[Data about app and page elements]
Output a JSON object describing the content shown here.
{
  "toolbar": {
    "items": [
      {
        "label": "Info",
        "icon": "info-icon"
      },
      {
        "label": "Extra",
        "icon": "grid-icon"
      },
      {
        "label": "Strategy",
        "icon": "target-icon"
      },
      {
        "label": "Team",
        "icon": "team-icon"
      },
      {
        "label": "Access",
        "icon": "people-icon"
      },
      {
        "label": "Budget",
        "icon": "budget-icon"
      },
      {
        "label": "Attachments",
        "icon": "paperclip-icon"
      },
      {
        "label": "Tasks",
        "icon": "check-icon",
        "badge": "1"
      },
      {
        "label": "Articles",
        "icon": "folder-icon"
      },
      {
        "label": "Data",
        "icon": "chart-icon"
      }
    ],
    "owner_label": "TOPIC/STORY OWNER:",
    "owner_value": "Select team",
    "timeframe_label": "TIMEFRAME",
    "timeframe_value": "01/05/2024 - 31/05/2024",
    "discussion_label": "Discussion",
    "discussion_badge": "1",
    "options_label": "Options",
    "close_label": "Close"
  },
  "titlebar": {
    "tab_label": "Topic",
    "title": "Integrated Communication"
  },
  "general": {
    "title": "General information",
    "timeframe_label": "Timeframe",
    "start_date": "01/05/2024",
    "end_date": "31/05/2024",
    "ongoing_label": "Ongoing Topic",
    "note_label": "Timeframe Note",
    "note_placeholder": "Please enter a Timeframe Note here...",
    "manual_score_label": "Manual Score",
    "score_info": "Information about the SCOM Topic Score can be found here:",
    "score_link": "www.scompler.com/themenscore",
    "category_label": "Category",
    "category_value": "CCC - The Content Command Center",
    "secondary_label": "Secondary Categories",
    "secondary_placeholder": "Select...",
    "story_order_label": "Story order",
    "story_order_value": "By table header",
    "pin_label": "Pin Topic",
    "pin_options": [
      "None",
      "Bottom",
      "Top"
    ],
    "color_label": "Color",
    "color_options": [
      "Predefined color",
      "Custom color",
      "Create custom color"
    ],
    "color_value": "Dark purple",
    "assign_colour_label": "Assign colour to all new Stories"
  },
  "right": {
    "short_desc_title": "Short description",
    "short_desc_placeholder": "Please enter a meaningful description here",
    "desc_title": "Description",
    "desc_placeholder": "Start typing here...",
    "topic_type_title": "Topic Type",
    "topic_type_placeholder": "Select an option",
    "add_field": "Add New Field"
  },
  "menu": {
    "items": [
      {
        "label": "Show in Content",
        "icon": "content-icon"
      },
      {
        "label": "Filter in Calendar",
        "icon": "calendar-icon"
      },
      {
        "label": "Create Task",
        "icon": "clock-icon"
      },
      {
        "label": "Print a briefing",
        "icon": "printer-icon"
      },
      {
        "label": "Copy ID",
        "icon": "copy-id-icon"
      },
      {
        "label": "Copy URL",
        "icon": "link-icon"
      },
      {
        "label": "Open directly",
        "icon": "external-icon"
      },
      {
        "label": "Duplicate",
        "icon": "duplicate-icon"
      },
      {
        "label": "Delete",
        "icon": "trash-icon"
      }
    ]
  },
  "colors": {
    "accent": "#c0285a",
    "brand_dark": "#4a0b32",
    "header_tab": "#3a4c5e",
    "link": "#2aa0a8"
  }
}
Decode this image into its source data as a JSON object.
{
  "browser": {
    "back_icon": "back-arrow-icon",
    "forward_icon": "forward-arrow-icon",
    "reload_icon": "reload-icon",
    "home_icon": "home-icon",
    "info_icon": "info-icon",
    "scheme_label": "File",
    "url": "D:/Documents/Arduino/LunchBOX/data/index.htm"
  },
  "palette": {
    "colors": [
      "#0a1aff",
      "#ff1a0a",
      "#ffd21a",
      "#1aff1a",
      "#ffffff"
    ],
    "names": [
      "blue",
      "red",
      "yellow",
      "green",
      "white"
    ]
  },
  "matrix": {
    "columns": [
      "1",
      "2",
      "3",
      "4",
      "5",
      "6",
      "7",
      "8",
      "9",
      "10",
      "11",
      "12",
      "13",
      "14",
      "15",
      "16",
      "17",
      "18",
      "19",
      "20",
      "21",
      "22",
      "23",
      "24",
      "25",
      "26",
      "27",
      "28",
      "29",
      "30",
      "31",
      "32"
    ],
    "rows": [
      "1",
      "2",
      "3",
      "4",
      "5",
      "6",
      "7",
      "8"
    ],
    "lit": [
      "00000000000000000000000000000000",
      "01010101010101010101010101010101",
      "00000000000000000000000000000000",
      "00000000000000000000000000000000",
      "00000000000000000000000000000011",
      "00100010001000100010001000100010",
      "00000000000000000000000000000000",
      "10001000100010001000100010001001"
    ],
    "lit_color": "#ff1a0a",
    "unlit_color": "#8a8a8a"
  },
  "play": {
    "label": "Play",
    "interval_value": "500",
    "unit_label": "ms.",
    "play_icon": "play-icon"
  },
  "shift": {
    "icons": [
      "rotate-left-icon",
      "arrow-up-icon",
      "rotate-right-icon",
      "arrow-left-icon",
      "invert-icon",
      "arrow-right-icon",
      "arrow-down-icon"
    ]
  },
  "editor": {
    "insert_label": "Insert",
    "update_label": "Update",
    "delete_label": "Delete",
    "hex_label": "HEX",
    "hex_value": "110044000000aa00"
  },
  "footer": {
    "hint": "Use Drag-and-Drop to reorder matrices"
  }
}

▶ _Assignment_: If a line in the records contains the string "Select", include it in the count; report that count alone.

▶ _Result_: 3